A narrative review of gaps in the provision of integrated care for noncommunicable diseases in India

Low- and middle-income countries (LMICs) account for a higher burden of noncommunicable diseases (NCD) and home to a higher number of premature deaths (before age 70) from NCDs. NCDs have become an integral part of the global development agenda. This paper reinforces the need for an integrated comprehensive model of NCD care especially at primary health care level to address the growing burden of these diseases.

Nov. 15, 2021 Africa Publication

Integrating diabetes, hypertension and HIV care in sub-Saharan Africa: a Delphi consensus study on international best practice

Although HIV continues to have a high prevalence among adults in sub-Saharan Africa (SSA), the burden of noncommunicable diseases (NCD) such as diabetes and hypertension is increasing rapidly. There is an urgent need to expand the capacity of healthcare systems in SSA to provide NCD services and scale up existing chronic care management pathways. This study highlights the outcomes which may form key components of future complex interventions to define a model of integrated healthcare delivery for diabetes, hypertension and HIV in sub-Saharan Africa.

April 7, 2022 Global Multimedia

Primary health care: health systems, communities and the planet

 

Our planet and our health are inextricably interlinked. The air we breathe, the food we eat, the resources that we consume for livelihoods, shelter, healing and recreation all determine our quality of life and well-being.
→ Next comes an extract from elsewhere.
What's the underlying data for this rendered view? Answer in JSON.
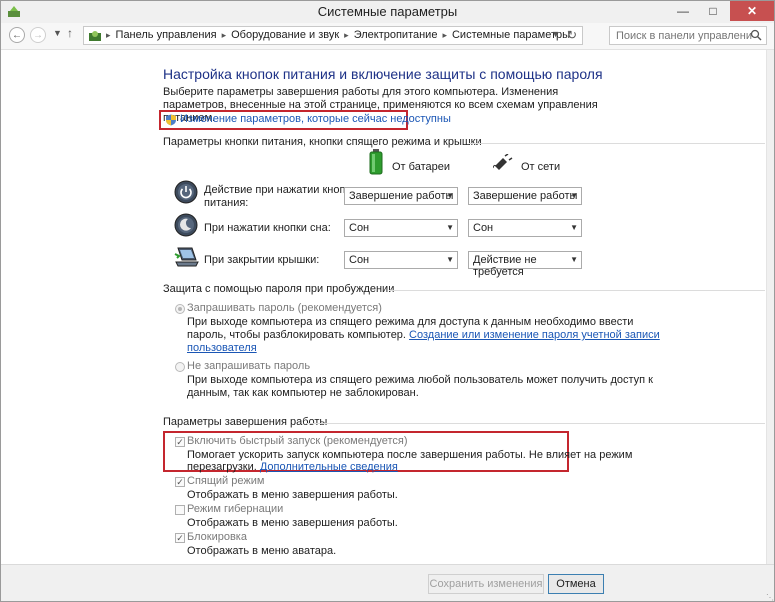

Our existence relies on the resources and services provided by our planet, but we are dangerously close to exhausting their benefits. The consequences of unsustainable production and consumption have disturbed the balance of our environment. Climate change, more frequent and intense natural disasters, biodiversity loss and pollution are all disproportionately affecting the people who are least capable of protecting themselves. In terms of health impacts, these events increase the incidence of injuries, malnutrition, vector-borne diseases like dengue fever, and noncommunicable diseases such as asthma, chronic respiratory diseases, stroke, heart attack and many others.

Health for all can only be achieved in a healthy planet that serves everyone equitably regardless of their race, gender, age, religion ...